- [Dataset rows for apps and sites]
________

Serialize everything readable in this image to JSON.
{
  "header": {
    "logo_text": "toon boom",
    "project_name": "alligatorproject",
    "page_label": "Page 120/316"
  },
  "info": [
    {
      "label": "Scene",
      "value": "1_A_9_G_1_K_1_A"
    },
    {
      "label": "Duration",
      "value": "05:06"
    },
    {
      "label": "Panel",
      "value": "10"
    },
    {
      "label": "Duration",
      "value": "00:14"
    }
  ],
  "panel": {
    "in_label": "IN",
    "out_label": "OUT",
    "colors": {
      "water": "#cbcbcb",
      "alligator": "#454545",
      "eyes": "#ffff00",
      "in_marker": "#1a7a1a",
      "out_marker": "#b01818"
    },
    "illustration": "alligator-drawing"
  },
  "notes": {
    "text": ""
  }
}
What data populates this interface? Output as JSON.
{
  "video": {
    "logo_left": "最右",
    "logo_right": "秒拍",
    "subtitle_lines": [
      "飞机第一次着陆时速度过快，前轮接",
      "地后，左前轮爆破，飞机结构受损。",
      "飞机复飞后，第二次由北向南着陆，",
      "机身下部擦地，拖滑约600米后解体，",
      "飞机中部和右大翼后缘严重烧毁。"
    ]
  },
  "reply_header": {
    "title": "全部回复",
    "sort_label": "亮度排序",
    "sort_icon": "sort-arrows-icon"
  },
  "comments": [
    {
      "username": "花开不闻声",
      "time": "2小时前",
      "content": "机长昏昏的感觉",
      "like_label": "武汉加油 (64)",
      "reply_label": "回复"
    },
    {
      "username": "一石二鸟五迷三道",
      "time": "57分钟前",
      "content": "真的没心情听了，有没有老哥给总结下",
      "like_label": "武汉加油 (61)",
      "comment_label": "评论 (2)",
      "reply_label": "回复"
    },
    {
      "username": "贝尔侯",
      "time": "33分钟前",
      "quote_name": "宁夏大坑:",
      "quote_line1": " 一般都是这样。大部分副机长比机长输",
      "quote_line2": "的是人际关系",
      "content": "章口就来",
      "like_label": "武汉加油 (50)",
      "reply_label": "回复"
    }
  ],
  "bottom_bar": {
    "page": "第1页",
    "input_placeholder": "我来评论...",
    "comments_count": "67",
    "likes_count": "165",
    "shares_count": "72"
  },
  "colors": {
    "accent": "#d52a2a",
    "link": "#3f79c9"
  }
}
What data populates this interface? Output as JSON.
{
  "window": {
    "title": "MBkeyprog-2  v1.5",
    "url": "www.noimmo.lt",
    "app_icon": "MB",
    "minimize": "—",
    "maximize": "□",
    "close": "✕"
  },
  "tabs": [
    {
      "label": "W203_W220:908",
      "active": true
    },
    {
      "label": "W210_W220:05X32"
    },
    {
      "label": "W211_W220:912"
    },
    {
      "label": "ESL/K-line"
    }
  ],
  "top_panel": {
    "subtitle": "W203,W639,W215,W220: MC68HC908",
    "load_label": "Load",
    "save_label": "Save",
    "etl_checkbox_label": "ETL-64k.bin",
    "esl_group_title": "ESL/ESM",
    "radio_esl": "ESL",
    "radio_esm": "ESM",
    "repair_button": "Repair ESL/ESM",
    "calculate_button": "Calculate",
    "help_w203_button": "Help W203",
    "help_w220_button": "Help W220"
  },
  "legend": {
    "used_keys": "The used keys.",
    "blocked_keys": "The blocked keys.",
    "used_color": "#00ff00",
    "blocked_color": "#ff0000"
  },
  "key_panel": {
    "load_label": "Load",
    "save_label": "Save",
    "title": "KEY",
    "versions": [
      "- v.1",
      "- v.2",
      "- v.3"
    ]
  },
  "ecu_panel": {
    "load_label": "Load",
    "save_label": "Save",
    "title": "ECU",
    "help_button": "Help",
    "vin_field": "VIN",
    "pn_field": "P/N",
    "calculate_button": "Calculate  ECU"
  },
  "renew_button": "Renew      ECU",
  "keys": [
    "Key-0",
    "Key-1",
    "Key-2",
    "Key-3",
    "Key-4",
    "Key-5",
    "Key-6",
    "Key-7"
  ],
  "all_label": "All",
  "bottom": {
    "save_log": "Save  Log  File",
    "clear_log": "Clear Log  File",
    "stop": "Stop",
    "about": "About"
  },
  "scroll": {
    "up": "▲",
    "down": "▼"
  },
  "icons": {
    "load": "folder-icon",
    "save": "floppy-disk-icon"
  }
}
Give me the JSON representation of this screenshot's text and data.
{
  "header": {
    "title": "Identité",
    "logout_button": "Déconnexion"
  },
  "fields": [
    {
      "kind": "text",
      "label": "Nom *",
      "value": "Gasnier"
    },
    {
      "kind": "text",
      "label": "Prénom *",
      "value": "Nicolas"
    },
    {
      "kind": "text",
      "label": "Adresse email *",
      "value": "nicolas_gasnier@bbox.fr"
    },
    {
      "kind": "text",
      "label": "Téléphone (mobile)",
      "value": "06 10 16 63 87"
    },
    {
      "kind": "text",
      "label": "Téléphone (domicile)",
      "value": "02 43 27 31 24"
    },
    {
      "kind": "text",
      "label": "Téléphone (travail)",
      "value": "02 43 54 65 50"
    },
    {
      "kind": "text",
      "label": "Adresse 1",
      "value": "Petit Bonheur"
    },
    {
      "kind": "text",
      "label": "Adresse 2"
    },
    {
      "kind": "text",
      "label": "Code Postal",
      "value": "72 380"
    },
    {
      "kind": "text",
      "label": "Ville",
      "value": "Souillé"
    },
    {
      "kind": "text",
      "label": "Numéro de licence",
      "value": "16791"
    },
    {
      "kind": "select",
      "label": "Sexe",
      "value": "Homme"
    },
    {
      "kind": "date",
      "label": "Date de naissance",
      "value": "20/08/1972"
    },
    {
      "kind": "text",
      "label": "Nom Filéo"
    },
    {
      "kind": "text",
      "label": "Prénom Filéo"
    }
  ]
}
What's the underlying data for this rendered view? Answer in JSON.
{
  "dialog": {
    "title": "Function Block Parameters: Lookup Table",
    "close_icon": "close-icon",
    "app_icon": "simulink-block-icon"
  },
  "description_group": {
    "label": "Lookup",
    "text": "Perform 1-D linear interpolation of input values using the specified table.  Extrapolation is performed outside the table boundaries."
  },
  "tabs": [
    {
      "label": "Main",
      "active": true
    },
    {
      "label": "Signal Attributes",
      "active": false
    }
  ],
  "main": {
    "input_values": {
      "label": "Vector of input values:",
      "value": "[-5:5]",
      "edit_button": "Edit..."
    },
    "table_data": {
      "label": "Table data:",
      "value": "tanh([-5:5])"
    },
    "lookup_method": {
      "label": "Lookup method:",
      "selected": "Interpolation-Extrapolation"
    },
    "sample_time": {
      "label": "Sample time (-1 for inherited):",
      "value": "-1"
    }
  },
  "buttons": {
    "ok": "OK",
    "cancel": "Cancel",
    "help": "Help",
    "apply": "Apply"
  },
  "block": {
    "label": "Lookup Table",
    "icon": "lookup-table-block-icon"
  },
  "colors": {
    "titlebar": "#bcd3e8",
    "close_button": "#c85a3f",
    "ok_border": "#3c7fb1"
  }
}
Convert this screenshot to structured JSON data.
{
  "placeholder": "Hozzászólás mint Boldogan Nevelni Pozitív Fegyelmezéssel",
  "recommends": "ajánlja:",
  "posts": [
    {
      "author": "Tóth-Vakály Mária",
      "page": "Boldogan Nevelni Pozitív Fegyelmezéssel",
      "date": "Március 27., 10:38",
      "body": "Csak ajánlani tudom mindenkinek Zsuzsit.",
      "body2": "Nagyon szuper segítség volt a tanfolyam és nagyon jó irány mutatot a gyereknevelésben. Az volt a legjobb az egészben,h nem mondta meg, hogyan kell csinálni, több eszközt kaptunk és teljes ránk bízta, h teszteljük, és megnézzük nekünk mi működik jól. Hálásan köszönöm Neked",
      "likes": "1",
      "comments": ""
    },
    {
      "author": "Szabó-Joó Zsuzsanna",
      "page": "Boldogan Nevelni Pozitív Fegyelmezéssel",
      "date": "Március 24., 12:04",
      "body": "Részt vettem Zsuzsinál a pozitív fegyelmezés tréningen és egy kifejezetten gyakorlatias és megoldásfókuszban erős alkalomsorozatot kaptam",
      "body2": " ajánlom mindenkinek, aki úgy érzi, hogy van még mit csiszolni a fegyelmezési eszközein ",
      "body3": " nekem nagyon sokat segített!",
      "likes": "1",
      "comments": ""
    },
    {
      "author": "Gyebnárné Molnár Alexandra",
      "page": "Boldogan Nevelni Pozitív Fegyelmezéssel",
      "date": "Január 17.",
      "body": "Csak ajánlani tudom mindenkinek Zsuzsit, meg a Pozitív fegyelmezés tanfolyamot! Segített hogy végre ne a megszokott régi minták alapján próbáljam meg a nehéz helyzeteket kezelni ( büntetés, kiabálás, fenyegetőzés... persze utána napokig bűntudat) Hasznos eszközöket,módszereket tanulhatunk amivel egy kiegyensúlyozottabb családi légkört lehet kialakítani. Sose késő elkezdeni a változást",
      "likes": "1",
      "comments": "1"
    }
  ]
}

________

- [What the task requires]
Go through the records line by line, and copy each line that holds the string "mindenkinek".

- [Answer area]
      "body": "Csak ajánlani tudom mindenkinek Zsuzsit.",
      "body2": " ajánlom mindenkinek, aki úgy érzi, hogy van még mit csiszolni a fegyelmezési eszközein ",
      "body": "Csak ajánlani tudom mindenkinek Zsuzsit, meg a Pozitív fegyelmezés tanfolyamot! Segített hogy végre ne a megszokott régi minták alapján próbáljam meg a nehéz helyzeteket kezelni ( büntetés, kiabálás, fenyegetőzés... persze utána napokig bűntudat) Hasznos eszközöket,módszereket tanulhatunk amivel egy kiegyensúlyozottabb családi légkört lehet kialakítani. Sose késő elkezdeni a változást",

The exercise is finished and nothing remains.